In a hope to create a culture where HIV positive players can fell free to disclose their HIV status without fear of being discriminated against or shunned by their teammates, the Canadian Public Health Association (CPHA) is offering information packages to all Canadian Football League (CFL) teams.
The idea is to help educate players about HIV and AIDS and to encourage team management to adopt policies in how to deal with HIV-positive players.
The CPHA, which is a national, independent, not-for-profit, voluntary association representing public health in Canada with links to the international public health community, has taken the action following what it calls misinformation in the wake of the arrest of a Saskatchewan Roughriders player who police say is HIV positive.
Saskatchewan middle linebacker Trevis Smith has been charged with aggravated sexual assault under a section of the Criminal Code that, in part, deals with an HIV-positive person having unprotected sex.
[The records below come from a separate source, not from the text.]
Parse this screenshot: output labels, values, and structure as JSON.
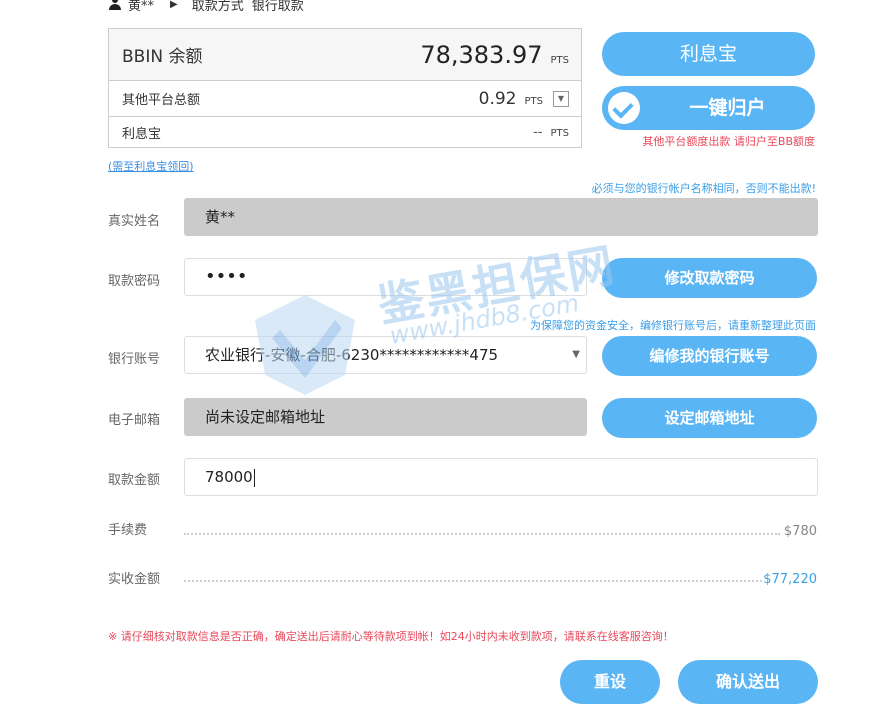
{
  "breadcrumb": {
    "user": "黄**",
    "crumb1": "取款方式",
    "crumb2": "银行取款"
  },
  "balance": {
    "main_label": "BBIN 余额",
    "main_value": "78,383.97",
    "unit": "PTS",
    "other_label": "其他平台总额",
    "other_value": "0.92",
    "lixi_label": "利息宝",
    "lixi_value": "--",
    "collect_link": "(需至利息宝领回)"
  },
  "actions": {
    "lixi_button": "利息宝",
    "yijian_button": "一键归户",
    "yijian_note": "其他平台额度出款 请归户至BB额度"
  },
  "notes": {
    "name_match": "必须与您的银行帐户名称相同，否则不能出款!",
    "edit_notice": "为保障您的资金安全，编修银行账号后，请重新整理此页面"
  },
  "form": {
    "name_label": "真实姓名",
    "name_value": "黄**",
    "password_label": "取款密码",
    "password_value": "••••",
    "password_button": "修改取款密码",
    "bank_label": "银行账号",
    "bank_value": "农业银行-安徽-合肥-6230************475",
    "bank_button": "编修我的银行账号",
    "email_label": "电子邮箱",
    "email_value": "尚未设定邮箱地址",
    "email_button": "设定邮箱地址",
    "amount_label": "取款金额",
    "amount_value": "78000",
    "fee_label": "手续费",
    "fee_value": "$780",
    "actual_label": "实收金额",
    "actual_value": "$77,220"
  },
  "warning": "※ 请仔细核对取款信息是否正确，确定送出后请耐心等待款项到帐！如24小时内未收到款项，请联系在线客服咨询！",
  "buttons": {
    "reset": "重设",
    "submit": "确认送出"
  },
  "watermark": {
    "title": "鉴黑担保网",
    "url": "www.jhdb8.com"
  },
  "colors": {
    "accent": "#5ab5f5",
    "alert": "#e8485a",
    "info": "#3a9ee8"
  }
}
Smith is currently free on bail.
The case raised questions over privacy in the workplace, fears some players might have about playing against an HIV-positive opponent and an employer's responsibly for protecting the public.
Elinor Wilson, the association's chief executive officer, said, "There seems to be on the part of the players in this situation a response in terms of concern and worry about HIV-AIDS that is perhaps not warranted.
Each team will receive packages that include basic facts about HIV, workplace policy guidelines, HIV and privacy of health information and background information on stigma and discrimination.
Wilson said the same packages would be available to the Canadian National Hockey League teams, the Toronto Raptors of the National Basketball Association or baseball's Toronto Blue Jays if requested.
CFL commissioner Tom Wright said the league welcomes the association's input.